house church in Ft. Myers, Florida
The need for closure: When a parish shuts its doors
"According to the Code of Canon Law, a diocesan bishop can entrust the pastoral care of a parish to a layperson so long as a priest directs that pastoral care. Parish life coordinators run about 4 percent of parishes in the United States, but such appointments appear to be less popular in recent years. There seems to be reluctance on the bishops' part..."
Suggesting alternatives such as parish life coordinators is fairly common among parishes threatened with closure or merging. And for some, the shortage of priests has fueled discussion about ordination of married and women Catholics. "We don't believe the priest shortage is a valid reason to close parishes," says Sister Chris Schenk, C.S.J., of FutureChurch, a national network of parish-based activists. "We're closing parishes rather than opening ordination. Why couldn't we open the conversation to the married priesthood?..."

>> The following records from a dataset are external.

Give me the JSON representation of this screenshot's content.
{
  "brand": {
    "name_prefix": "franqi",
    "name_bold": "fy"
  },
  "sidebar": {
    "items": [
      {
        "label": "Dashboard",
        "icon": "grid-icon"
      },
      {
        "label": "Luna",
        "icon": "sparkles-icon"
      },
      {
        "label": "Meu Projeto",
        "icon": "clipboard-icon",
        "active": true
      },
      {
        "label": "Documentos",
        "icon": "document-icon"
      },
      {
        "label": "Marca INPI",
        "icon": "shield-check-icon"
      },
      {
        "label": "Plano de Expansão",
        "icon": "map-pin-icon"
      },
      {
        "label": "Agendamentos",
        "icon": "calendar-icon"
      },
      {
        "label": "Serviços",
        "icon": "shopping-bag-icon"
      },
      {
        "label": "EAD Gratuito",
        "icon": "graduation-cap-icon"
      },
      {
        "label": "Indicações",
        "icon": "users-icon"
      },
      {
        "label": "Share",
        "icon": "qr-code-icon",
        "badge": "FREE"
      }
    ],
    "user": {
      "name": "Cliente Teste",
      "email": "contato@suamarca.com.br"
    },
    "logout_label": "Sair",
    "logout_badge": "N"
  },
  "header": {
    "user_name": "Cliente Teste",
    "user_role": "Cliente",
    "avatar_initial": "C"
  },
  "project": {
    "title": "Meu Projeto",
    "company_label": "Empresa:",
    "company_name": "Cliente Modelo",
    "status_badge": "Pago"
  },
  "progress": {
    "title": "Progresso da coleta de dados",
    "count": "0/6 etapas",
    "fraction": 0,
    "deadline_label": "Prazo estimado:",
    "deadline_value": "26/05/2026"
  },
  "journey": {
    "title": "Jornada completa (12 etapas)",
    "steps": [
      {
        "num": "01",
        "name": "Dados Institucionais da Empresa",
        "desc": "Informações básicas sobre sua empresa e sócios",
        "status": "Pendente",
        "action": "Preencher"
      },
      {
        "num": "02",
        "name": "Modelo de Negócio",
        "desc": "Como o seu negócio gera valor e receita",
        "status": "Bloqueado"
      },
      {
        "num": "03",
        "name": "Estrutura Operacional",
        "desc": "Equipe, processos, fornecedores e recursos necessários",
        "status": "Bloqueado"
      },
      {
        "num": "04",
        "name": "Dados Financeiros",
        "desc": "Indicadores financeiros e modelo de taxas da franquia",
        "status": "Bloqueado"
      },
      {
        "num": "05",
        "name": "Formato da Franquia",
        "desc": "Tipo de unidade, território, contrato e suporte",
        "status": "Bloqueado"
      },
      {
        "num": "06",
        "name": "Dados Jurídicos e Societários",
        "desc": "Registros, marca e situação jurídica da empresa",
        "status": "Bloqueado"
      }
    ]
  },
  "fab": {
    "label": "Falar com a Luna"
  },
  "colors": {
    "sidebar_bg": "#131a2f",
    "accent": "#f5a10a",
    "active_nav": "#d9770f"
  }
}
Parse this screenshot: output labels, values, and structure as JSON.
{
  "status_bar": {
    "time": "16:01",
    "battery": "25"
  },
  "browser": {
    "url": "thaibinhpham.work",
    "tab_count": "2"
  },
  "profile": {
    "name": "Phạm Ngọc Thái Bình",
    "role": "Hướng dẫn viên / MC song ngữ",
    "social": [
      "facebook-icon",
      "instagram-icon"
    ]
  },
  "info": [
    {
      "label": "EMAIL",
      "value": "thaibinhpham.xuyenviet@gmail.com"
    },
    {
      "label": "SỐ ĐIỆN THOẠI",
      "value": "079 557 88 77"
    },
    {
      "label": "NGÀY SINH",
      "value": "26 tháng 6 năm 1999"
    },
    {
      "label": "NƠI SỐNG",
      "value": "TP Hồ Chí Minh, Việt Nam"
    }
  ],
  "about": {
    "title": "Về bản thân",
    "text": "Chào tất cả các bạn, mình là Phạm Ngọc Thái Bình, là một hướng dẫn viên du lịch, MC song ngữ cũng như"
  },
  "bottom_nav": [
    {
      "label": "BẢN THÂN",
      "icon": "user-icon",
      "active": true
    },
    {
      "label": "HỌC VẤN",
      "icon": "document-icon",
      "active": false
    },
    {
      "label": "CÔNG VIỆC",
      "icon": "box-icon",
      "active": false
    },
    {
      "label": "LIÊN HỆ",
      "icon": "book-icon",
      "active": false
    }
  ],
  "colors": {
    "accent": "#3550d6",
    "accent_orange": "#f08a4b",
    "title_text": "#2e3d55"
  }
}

"...I get the sense that we've gone from a ‘family-owned business' to a ‘corporation model...'
WASHINGTON POST: "A Special healer is called when the church itself needs saving"
(Washington Post, Oct. 24, 2010) by Michelle Boorstein
Researchers say that there is a decline among white Catholics, mainline Protestants, and non-Orthodox Jews. Even among growing nondenominational Christianity, younger Americans are nowhere to be seen. They are much more alienated from organized religion than young people were in past years. Robert Putnam said in his book "American Grace" that organized religion is suffering particularly among people in their 20s and 30's -from being too closely tied to divisive political issues, "I don't think that new hymns or new seating will help until the overall public association between intolerance, as young people see it, and religion fade.
The article went on to report that churches are hiring consultants to help them reach out. The central question is what nurtures you spiritually. Everything is put on the table including whether they congregation closes the building and moves to a store house or to home churches. In these tough economic times, there are many who don't want to upkeep church buildings. "The rejection of institutionalized religion by many America, in the view of Phyllis Tickle, a consultant, is experiencing "evidence of a major upheaval she believes happens in Christianity about twice a millenium. Right now, she says 'church' is a "middle-class institution in an economy that's becoming increasingly polarized.'
Bridget Mary's Reflection:
Catholic parishes are shutting down in record numbers, some faithful parishoners have occupied church buildings for years in places like Boston. Young adults are missing in churches including the Catholic Church. Yet the newest trend is house churches, where people meet in small groups, share faith, and pray together. There between 6 and 12 million Americans who attend house churches. (SEE article in blog on house churches/NBC's program. Sounds like a return to our beginnings in early Christianity. Read Romans 16:3-5, and note that Paul greets the church that meets in the homes of prominent leaders like Prisca and Aquila. The Church gathered in their home in Rome, Corinth, and Ephesus. (see also Acts 18:18, 2 Tim:4;19, 1Cor.16:9)
"Pastoring" in not about title but about function, it is about nurturing and caring in context of a faith community.
Roman Catholic Womenpriests are now serving grassroots communities in 23 states in the U.S. Our communities are inclusive and welcoming to all. Sounds likes the Holy Spirit speaking loud and clear to me as we head back to basics- women and men, partners and equals, proclaming the Word, sharing faith around the Eucharistic table and building community.
"For the cardinal rights may not have any claim within a rite, but a rite possesses the power to take away rights...
"The cardinal tells his readers: “In the order of grace, no one has rights and everything is gift from a God who loves us. . . . We can’t demand it from God; nor can we tell God to change it to suit us.”
"The cardinal doesn’t seem to realize that no one who fights for the inclusion of women in priestly ministry is demanding anything from God. God has already given the gift of calling forth women to service and leadership in God’s church. The demand is being made of the institutional church."